WORK REQUEST:
Search the records below for the word "Sharing", then return every line where it appears.

INPUT FOR THIS TASK:
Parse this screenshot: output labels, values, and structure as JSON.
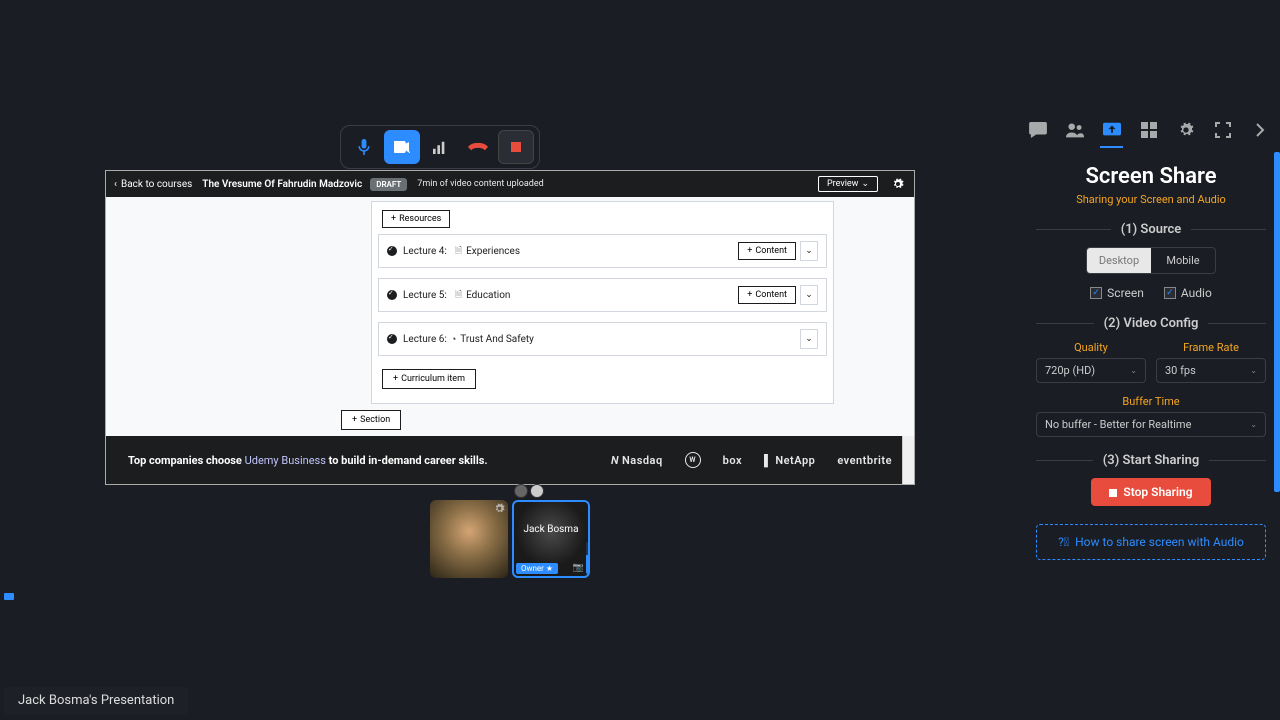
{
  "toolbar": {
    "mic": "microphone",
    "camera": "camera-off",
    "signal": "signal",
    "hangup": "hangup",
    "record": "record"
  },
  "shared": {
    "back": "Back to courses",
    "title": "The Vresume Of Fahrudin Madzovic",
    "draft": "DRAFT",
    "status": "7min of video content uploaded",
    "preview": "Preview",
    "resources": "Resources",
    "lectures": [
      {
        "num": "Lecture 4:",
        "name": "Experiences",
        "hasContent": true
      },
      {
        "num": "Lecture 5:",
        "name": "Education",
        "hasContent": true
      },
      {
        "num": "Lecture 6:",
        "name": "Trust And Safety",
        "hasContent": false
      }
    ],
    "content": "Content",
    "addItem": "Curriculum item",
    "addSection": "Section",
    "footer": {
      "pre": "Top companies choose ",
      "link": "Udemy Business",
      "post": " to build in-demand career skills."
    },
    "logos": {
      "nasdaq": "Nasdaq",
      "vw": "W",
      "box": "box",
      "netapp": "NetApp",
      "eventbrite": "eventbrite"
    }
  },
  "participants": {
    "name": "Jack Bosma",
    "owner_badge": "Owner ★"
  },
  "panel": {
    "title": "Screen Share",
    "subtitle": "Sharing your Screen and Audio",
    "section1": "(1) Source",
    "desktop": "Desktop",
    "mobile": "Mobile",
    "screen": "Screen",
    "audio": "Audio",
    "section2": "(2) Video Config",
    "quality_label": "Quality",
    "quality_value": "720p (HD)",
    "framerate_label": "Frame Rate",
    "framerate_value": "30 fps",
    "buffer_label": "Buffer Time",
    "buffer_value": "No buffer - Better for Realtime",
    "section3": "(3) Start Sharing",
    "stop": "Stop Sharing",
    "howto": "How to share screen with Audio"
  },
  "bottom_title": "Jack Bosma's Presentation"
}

EXERCISE OUTPUT:
    "subtitle": "Sharing your Screen and Audio",
    "section3": "(3) Start Sharing",
    "stop": "Stop Sharing",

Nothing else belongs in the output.